What is required: Report each line from the data below that holds the word "back".

Given entries:
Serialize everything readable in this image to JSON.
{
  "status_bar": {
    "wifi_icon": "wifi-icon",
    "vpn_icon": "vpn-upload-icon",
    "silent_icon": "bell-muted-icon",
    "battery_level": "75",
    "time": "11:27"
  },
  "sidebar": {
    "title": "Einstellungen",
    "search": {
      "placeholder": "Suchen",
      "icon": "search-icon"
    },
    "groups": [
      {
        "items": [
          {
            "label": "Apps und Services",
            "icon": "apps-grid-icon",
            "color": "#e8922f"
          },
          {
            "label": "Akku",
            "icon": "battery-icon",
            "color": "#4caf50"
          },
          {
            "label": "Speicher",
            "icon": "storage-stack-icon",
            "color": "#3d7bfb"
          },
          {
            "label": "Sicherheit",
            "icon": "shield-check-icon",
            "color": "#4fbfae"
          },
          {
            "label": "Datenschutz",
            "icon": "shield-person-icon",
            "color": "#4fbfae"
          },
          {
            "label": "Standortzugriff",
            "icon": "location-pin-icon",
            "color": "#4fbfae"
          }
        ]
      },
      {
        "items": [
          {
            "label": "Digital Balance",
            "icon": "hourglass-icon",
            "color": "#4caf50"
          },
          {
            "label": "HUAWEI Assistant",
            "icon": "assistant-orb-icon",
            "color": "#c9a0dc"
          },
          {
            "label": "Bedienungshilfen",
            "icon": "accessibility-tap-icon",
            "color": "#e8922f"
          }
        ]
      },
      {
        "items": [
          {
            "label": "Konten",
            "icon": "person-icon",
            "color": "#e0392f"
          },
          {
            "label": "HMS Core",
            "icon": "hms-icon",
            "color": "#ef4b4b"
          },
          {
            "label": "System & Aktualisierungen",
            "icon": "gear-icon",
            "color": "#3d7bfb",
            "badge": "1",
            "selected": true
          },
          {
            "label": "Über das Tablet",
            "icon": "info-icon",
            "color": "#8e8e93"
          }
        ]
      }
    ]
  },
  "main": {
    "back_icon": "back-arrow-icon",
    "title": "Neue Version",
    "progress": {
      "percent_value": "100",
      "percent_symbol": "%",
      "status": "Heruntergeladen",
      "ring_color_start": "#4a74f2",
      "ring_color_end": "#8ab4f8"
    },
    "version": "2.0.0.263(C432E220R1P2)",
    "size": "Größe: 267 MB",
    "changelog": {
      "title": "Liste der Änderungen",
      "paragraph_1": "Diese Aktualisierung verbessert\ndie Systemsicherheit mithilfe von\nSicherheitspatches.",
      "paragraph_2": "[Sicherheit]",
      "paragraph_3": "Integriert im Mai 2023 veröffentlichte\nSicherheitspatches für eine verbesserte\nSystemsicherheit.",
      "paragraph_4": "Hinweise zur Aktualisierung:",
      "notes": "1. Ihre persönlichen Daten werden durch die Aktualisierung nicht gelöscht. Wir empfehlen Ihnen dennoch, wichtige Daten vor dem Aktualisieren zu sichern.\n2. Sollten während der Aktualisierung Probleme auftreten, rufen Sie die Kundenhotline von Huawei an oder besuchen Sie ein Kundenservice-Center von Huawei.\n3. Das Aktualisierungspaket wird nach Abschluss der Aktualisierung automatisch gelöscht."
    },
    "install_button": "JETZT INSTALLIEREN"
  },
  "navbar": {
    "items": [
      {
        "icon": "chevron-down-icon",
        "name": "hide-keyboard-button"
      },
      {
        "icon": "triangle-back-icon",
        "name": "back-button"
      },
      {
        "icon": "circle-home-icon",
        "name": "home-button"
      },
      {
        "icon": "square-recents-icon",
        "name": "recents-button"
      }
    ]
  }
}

Response to this exercise:
    "back_icon": "back-arrow-icon",
        "icon": "triangle-back-icon",
        "name": "back-button"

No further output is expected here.